Running back Christian McCaffrey, who had taken over as the team “Superman” even before Newton’s latest injury, will enter his fourth season in 2020 and likely will want a hefty extension with the MVP-caliber numbers he’s posting.
The Panthers have other positions of need they can fill with the money saved from Newton’s contract.
Edge rushers Mario Addison and Bruce Irvin and defensive linemen Gerald McCoy, Vernon Butler and Kyle Love also are on that list. Players in those positions don’t come cheap, even though most of the players in this group are in their 30s.
Face of the franchise
McCaffrey on Sunday was the last player to run onto the field during pregame introductions. That’s a spot normally reserved for Newton.
The eighth overall pick of the 2017 draft, McCaffrey also held his postgame news conference behind the podium in the media room. With only a few exceptions, Newton had been the only player to get that spotlight after games since 2011.
McCaffrey has replaced Newton as the face of the organization. No. 22 jerseys are starting to appear in the stands and on the street more than Newton’s No. 1. McCaffrey is on pace to have more than 2,400 yards from scrimmage and 26 touchdowns. He received chants of “MVP! MVP!” from the crowd on Sunday.
“I was chanting with them,” safety Tre Boston said. “It’s amazing. This guy is something we’ve never seen before.”
Quarterback Kyle Allen said it best: “[McCaffrey] is the heart and soul of our offense, heart and soul of our team."
Allen is 5-1 this season as the starter and 6-1 overall going back to last year’s finale against New Orleans.
He manages Norv Turner’s offense efficiently, having completed 60.7 percent of his passes this season with nine touchdowns and four interceptions.
Allen shrugged off his only loss, a three-interception performance at San Francisco, to throw for 232 yards and two touchdowns in Sunday’s 30-20 victory over Tennessee.
He’s calm and typically doesn’t panic. He’s earning respect in the locker room with his leadership.

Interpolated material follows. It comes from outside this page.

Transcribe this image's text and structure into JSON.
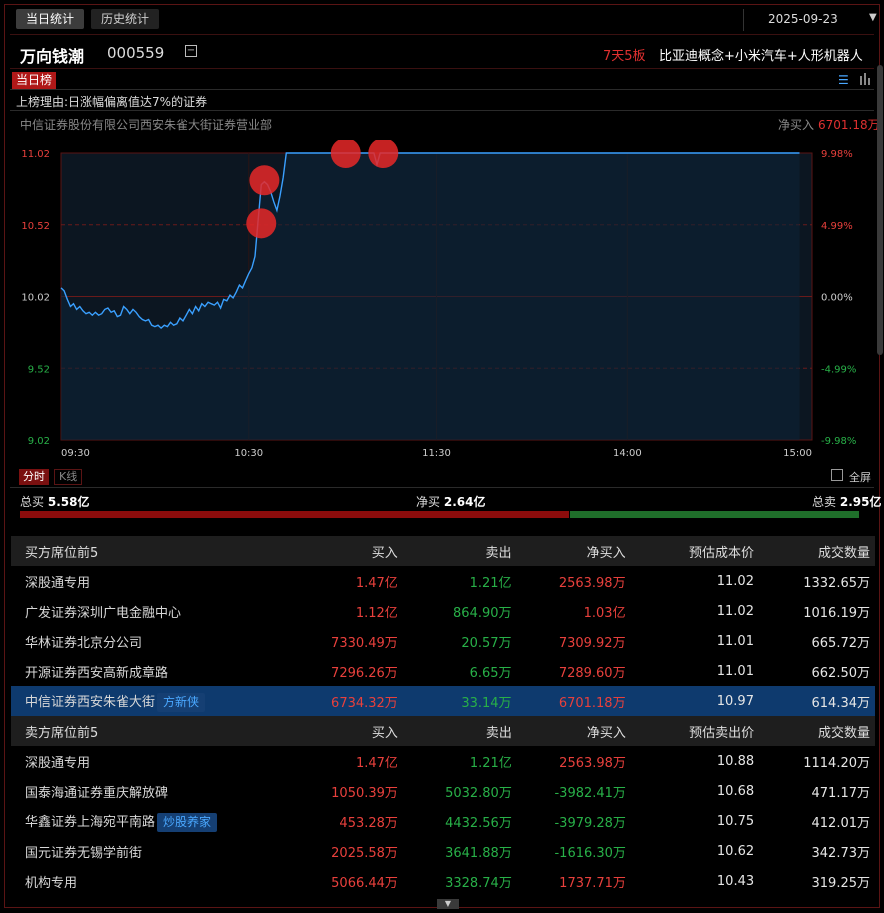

And with Newton on injured reserve, Allen no longer will have to answer questions about what might happen when Newton returns. For the final eight games, he'll get his audition to be the long-term starter as the Panthers vie for a playoff spot.
This might be the easiest way for the Panthers to move on from Newton, arguably the greatest player in team history, because the injury benched him before Father Time. The Giants weren't as fortunate with quarterback Eli Manning, another former No. 1 overall draft pick.
The Panthers were all-in with Newton from the time they made him the top pick in 2011. They built their offense around his dual-threat capability, as the Baltimore Ravens are doing with quarterback Lamar Jackson
Newton once played like Jackson. Newton's best weapon was his legs, which enabled him to run through, around and past defenders like few other quarterbacks before. He struck fear into the hearts of defensive coordinators and defenders who had to prepare for him.
"He’s one of the fiercest competitors I’ve been around during my 20-plus years in the league," Carolina general manager Marty Hurney said Tuesday, when it was announced Newton was going on IR.
That fierce spirit remains. Newton wants to play again and prove he can still be one of the best. That’s why he hid from coaches the severity of his injury before the first two games. He wanted to play -- regardless.
Newton ultimately recognized the injury wouldn’t allow him to be himself.
"For so long I played this game one way,” Newton said in a video posted on YouTube a few weeks after he was shut down. “I played this game the only way I know how to play. And at this particular time, that No. 1 that's out there, that hasn't been that same person."
Newton might never be the same person on the field.
In shutting Newton down, the Panthers did what was best to give him a chance to get back to being that person. But now the best step for the Panthers likely means moving on from him.